**Saved entries:**

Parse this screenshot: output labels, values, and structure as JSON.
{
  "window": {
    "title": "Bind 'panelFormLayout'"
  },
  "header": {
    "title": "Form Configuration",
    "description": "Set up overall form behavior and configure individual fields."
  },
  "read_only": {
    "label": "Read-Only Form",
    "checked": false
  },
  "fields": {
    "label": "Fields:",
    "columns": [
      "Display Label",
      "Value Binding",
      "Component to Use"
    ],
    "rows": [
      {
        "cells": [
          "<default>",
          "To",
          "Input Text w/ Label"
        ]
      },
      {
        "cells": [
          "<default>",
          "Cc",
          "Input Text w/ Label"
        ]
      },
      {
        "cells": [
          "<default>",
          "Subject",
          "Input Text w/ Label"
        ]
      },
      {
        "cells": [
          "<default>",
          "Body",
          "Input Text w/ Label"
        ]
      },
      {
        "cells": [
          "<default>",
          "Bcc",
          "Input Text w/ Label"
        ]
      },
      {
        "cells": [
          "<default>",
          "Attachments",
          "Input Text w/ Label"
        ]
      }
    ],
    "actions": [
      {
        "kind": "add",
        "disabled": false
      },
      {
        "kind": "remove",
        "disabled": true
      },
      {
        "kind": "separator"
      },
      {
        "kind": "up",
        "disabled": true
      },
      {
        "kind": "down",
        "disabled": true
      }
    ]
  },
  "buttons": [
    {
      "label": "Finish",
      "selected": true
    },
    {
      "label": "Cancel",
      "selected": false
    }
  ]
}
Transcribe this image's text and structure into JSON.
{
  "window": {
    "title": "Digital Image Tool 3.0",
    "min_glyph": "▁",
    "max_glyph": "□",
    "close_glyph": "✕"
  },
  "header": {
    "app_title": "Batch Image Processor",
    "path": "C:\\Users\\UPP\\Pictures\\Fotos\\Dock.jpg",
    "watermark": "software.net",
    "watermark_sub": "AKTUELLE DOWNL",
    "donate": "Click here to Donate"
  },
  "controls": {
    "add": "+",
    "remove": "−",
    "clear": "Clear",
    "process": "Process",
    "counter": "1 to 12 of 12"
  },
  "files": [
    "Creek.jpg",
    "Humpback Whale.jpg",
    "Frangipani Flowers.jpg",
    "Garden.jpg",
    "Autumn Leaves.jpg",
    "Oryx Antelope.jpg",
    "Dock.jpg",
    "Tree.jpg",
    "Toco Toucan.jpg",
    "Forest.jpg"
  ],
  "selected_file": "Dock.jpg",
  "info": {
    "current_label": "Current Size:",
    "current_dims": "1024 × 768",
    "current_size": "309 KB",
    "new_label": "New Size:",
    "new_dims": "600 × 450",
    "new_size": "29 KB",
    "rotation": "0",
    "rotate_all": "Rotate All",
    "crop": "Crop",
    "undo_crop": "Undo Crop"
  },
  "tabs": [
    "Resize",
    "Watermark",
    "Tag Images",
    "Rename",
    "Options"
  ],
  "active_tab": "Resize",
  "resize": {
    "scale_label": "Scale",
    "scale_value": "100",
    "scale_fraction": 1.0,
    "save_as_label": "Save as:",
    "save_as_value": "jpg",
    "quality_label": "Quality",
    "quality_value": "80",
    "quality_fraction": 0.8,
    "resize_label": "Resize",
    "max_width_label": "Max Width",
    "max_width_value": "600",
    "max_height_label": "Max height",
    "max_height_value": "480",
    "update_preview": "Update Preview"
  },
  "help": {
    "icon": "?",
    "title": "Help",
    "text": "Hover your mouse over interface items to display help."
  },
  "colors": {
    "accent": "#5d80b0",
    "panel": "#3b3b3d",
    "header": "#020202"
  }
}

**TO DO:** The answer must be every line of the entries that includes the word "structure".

**PROBLEM SOLUTION:**
Parse this screenshot: output labels, values, and structure as JSON.
Transcribe this image's text and structure into JSON.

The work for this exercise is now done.